__REQUIREMENT__: Read the entries below and pull out each line with the string "object".

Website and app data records
*** Block opens ***

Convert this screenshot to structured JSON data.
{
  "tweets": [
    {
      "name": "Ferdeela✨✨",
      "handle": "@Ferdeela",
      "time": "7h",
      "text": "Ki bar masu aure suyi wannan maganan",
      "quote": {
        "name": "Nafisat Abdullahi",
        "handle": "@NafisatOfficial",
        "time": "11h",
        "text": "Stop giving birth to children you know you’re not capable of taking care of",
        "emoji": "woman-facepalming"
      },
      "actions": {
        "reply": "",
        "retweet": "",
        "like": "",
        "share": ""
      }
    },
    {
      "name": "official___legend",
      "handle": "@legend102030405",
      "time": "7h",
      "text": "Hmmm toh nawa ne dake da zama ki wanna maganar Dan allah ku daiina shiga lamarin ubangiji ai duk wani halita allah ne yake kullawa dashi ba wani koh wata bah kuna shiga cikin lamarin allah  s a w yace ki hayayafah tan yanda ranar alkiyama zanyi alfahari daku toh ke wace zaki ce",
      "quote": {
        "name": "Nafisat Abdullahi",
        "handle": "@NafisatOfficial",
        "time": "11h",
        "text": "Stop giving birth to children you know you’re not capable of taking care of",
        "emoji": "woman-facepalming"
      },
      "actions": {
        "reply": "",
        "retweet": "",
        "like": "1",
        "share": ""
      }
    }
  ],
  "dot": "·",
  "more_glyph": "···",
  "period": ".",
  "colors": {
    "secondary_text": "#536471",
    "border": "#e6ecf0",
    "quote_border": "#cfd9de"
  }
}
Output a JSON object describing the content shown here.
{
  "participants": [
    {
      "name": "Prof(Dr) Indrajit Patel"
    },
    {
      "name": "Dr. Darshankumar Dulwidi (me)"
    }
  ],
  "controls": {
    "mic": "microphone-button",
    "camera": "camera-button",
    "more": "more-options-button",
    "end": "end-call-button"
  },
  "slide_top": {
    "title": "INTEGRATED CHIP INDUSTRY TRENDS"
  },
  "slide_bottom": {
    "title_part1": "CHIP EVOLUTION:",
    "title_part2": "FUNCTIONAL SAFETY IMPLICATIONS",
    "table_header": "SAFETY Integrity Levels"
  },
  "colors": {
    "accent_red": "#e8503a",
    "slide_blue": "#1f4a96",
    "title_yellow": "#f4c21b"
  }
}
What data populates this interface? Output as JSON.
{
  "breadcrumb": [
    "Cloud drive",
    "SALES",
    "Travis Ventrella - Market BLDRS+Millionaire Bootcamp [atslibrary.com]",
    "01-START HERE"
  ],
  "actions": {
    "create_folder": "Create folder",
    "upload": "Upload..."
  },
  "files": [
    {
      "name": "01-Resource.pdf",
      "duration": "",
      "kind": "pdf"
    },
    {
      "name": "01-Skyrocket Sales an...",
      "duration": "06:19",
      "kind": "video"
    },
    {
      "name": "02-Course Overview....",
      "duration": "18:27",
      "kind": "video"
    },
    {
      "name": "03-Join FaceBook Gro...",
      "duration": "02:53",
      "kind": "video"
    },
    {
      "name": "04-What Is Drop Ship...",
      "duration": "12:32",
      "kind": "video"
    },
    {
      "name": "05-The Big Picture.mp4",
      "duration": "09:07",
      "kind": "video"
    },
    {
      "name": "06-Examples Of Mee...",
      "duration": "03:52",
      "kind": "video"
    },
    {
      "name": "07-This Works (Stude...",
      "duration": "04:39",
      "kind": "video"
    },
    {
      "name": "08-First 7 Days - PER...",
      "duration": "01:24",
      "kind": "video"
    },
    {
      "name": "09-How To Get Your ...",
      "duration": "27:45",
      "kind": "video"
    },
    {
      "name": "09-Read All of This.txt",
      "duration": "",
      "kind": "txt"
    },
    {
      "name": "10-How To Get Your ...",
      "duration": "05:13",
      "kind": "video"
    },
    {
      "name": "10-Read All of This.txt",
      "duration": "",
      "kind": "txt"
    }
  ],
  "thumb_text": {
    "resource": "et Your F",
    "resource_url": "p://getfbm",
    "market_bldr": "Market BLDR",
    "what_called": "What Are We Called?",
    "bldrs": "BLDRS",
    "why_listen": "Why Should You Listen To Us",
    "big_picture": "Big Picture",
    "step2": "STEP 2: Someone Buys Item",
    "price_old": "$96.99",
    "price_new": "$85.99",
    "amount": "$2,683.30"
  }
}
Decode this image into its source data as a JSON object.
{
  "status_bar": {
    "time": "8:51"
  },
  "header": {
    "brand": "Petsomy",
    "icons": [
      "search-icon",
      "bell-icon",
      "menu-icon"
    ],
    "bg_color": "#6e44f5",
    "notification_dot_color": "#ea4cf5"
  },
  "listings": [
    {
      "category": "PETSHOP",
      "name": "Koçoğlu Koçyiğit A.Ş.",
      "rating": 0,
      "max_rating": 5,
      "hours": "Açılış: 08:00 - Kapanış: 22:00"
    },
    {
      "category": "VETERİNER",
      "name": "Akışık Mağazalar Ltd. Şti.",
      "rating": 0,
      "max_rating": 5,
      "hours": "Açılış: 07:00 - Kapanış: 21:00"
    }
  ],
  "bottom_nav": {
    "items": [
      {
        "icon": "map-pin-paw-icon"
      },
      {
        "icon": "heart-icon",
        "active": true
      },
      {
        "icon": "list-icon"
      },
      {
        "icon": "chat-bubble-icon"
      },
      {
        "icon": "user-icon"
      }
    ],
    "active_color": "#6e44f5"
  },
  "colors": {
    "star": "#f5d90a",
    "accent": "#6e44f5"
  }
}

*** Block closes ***

__WRITTEN ANSWER__:
Output a JSON object describing the content shown here.
Decode this image into its source data as a JSON object.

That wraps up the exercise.